Here's what I meant. Sorry for bringing up a Chinese example but I'm pretty ignorant in Tibetan Buddhism.
The three most famous Zen teachers of all time are Bodhidharma, Huineng (the so called 6th patriarch) and Linji (Rinzai in Japanese). They're considered people who attained sudden enlightenment and reached buddhahood. What do we actually know about them that can be historically attested? Almost nothing. What we know is that their stories and teachings are mostly the products of later ages. For instance, the fame of Huineng (who was illiterate according to the story) is primarily because of a monk called Shenhui, who claimed to be the Dharma-heir of Huineng, and was a controversial figure of his time. While some of Shenhui's teachings could survive, in the last 1300 years nobody really cared about those, unlike things attributed to Huineng which were not taught by him at all.
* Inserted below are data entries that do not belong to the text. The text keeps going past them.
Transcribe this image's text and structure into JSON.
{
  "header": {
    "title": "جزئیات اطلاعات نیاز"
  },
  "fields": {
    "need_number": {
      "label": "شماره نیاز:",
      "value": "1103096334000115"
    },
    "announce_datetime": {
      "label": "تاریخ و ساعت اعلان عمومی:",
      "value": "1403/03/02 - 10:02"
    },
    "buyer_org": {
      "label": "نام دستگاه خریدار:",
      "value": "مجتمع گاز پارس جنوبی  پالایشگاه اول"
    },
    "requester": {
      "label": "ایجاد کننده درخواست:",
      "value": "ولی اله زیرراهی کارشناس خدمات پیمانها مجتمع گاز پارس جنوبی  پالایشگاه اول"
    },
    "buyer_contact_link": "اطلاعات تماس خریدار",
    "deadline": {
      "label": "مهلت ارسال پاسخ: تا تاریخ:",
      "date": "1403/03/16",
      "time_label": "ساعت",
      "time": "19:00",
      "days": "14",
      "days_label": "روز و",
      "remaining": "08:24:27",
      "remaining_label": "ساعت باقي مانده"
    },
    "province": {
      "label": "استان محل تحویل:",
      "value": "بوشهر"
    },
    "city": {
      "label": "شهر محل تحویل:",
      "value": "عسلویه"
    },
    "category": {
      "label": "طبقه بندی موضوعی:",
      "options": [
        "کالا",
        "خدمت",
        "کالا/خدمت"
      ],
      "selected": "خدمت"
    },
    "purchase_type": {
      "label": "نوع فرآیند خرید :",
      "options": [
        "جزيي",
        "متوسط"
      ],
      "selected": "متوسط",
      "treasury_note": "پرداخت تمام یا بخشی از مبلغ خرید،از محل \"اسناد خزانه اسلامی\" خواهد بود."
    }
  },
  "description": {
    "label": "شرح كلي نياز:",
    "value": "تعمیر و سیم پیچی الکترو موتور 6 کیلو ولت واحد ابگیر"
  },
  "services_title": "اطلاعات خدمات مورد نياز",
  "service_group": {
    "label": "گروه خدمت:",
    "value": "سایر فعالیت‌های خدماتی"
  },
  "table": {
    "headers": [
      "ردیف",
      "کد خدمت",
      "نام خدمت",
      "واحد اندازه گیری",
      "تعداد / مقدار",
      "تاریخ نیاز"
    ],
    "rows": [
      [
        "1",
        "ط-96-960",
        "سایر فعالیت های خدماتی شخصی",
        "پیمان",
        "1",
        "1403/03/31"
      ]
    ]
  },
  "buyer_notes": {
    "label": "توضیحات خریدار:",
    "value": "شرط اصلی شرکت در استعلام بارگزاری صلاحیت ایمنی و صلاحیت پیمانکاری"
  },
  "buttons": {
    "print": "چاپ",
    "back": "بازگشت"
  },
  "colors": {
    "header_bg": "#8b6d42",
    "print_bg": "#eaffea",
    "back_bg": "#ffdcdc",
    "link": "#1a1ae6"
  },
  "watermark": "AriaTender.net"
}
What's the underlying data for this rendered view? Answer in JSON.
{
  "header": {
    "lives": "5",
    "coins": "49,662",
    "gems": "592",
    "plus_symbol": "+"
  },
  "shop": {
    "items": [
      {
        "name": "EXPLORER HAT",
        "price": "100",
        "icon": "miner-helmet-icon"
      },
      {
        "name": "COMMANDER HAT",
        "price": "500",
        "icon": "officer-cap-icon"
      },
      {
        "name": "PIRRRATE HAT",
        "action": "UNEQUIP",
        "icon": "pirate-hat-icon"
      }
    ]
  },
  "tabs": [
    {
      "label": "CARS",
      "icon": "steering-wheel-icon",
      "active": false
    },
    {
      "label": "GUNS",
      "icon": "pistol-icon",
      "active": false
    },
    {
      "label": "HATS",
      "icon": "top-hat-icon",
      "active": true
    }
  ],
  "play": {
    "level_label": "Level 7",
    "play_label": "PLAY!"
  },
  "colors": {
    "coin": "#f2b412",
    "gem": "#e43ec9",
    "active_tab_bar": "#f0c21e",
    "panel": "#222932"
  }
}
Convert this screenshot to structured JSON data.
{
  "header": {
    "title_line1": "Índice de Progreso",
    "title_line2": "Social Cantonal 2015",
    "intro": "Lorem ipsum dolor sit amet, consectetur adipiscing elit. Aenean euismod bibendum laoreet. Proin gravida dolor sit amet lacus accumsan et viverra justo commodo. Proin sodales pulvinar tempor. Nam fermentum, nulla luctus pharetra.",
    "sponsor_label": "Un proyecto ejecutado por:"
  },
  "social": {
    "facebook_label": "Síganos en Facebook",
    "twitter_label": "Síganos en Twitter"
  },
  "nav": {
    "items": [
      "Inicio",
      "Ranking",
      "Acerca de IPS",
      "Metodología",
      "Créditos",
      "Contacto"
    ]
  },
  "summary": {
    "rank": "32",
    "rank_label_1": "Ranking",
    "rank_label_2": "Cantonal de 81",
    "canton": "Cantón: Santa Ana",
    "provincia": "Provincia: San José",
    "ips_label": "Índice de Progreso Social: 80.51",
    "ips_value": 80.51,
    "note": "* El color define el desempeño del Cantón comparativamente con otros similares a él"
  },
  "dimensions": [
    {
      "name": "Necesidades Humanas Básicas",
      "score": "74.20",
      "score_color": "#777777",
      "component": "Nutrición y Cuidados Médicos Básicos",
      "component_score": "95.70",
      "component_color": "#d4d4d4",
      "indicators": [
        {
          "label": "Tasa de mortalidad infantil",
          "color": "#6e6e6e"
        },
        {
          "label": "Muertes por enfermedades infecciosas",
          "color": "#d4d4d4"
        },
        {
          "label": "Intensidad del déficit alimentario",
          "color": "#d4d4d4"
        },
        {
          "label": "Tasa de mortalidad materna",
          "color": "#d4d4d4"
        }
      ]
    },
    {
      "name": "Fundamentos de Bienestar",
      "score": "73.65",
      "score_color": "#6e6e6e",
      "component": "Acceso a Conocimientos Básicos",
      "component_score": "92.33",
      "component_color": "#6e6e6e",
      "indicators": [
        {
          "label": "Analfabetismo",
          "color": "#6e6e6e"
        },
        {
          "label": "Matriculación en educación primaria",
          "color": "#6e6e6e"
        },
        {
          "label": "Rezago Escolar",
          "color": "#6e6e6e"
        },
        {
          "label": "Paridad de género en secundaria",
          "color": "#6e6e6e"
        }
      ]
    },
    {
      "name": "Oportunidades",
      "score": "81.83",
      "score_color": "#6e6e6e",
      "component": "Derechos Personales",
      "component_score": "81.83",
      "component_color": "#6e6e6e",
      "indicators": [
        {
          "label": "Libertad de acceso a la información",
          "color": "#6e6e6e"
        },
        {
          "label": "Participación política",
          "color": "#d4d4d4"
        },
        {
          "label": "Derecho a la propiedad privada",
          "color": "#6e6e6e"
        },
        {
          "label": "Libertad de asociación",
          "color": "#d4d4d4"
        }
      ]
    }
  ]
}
Waiting for a "greatly enlightened master with a rainbow body" is like waiting for Maitreya to come. Actually, the single person respected by all Western Buddhists and many non-Buddhists is His Holiness the Dalai Lama. Indeed, if we look around in Europe and America, Tibetan Buddhism is thriving. On the other hand, Zen and Theravada is doing quite well too, even if they have no universal celebrity.
It sounds good to name a single person responsible for something awesome like establishing Buddhism in a country. But in fact, even Shakyamuni Buddha couldn't make Buddhism a major religion in India single-handedly, so there were his disciples who he sent out to spread the word, and the disciples of disciples, etc., and there was Ashoka, so on and so forth.
"While teachers of the middle way, mind only, transcendent wisdom, mantra, and other schools may have their own assertions, the fulfillment of those intentions is the same. There is not a single thing that is not contained within mind."
(Gampopa to Düsum Khyenpa, in "The First Karmapa", KTD Pub, p254)
“If you recognize the world of appearance and existence as the mind, realize the mind itself as empty, and have no grasping at the superiority of your realizations — this is the ultimate view."
(Chegom Dzongpa, in "The Book of Kadam", Wisdom Pub, p609)